● Task objective: All entries that follow are to be written out verbatim.

(Dataset rows describing interfaces)

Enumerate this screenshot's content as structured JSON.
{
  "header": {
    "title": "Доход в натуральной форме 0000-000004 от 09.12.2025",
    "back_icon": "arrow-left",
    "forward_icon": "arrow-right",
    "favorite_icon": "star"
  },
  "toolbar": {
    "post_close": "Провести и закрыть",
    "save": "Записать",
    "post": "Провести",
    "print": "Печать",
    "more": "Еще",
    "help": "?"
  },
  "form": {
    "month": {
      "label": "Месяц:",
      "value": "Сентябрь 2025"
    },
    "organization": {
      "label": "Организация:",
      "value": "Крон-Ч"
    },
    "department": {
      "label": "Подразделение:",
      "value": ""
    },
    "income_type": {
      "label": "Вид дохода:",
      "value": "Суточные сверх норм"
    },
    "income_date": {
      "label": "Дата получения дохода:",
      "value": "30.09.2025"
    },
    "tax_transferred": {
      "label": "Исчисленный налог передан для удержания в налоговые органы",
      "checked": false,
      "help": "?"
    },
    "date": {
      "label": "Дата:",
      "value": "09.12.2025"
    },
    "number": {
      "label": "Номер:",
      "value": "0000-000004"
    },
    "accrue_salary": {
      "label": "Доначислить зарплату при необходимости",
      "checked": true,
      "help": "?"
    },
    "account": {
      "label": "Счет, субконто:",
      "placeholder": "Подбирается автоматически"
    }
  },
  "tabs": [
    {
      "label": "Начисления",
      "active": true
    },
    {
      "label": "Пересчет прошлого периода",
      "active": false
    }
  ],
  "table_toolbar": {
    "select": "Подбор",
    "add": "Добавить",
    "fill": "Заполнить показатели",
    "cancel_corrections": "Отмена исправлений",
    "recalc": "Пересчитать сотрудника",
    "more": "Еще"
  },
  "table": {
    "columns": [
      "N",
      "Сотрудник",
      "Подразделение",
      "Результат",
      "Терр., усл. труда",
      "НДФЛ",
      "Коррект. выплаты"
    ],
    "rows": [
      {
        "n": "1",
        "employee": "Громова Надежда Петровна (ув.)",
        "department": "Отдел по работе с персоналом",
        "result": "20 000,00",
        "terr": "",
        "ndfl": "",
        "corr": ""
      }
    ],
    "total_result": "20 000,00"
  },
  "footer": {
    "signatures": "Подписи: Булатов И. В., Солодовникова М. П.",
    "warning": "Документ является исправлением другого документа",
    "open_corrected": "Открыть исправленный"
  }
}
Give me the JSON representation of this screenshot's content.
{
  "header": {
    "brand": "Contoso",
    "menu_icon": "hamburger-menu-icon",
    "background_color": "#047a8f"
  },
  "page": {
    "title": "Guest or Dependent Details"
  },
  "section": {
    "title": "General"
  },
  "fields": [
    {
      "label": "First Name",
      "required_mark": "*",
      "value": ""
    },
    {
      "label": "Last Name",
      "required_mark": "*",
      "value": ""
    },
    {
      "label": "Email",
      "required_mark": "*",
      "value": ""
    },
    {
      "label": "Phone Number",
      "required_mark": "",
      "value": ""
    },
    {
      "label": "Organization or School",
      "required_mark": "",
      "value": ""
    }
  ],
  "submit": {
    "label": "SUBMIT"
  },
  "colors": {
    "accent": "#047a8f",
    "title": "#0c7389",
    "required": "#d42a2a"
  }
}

● Response below:
Enumerate this screenshot's content as structured JSON.
{
  "header": {
    "title": "Доход в натуральной форме 0000-000004 от 09.12.2025",
    "back_icon": "arrow-left",
    "forward_icon": "arrow-right",
    "favorite_icon": "star"
  },
  "toolbar": {
    "post_close": "Провести и закрыть",
    "save": "Записать",
    "post": "Провести",
    "print": "Печать",
    "more": "Еще",
    "help": "?"
  },
  "form": {
    "month": {
      "label": "Месяц:",
      "value": "Сентябрь 2025"
    },
    "organization": {
      "label": "Организация:",
      "value": "Крон-Ч"
    },
    "department": {
      "label": "Подразделение:",
      "value": ""
    },
    "income_type": {
      "label": "Вид дохода:",
      "value": "Суточные сверх норм"
    },
    "income_date": {
      "label": "Дата получения дохода:",
      "value": "30.09.2025"
    },
    "tax_transferred": {
      "label": "Исчисленный налог передан для удержания в налоговые органы",
      "checked": false,
      "help": "?"
    },
    "date": {
      "label": "Дата:",
      "value": "09.12.2025"
    },
    "number": {
      "label": "Номер:",
      "value": "0000-000004"
    },
    "accrue_salary": {
      "label": "Доначислить зарплату при необходимости",
      "checked": true,
      "help": "?"
    },
    "account": {
      "label": "Счет, субконто:",
      "placeholder": "Подбирается автоматически"
    }
  },
  "tabs": [
    {
      "label": "Начисления",
      "active": true
    },
    {
      "label": "Пересчет прошлого периода",
      "active": false
    }
  ],
  "table_toolbar": {
    "select": "Подбор",
    "add": "Добавить",
    "fill": "Заполнить показатели",
    "cancel_corrections": "Отмена исправлений",
    "recalc": "Пересчитать сотрудника",
    "more": "Еще"
  },
  "table": {
    "columns": [
      "N",
      "Сотрудник",
      "Подразделение",
      "Результат",
      "Терр., усл. труда",
      "НДФЛ",
      "Коррект. выплаты"
    ],
    "rows": [
      {
        "n": "1",
        "employee": "Громова Надежда Петровна (ув.)",
        "department": "Отдел по работе с персоналом",
        "result": "20 000,00",
        "terr": "",
        "ndfl": "",
        "corr": ""
      }
    ],
    "total_result": "20 000,00"
  },
  "footer": {
    "signatures": "Подписи: Булатов И. В., Солодовникова М. П.",
    "warning": "Документ является исправлением другого документа",
    "open_corrected": "Открыть исправленный"
  }
}
Give me the JSON representation of this screenshot's content.
{
  "header": {
    "brand": "Contoso",
    "menu_icon": "hamburger-menu-icon",
    "background_color": "#047a8f"
  },
  "page": {
    "title": "Guest or Dependent Details"
  },
  "section": {
    "title": "General"
  },
  "fields": [
    {
      "label": "First Name",
      "required_mark": "*",
      "value": ""
    },
    {
      "label": "Last Name",
      "required_mark": "*",
      "value": ""
    },
    {
      "label": "Email",
      "required_mark": "*",
      "value": ""
    },
    {
      "label": "Phone Number",
      "required_mark": "",
      "value": ""
    },
    {
      "label": "Organization or School",
      "required_mark": "",
      "value": ""
    }
  ],
  "submit": {
    "label": "SUBMIT"
  },
  "colors": {
    "accent": "#047a8f",
    "title": "#0c7389",
    "required": "#d42a2a"
  }
}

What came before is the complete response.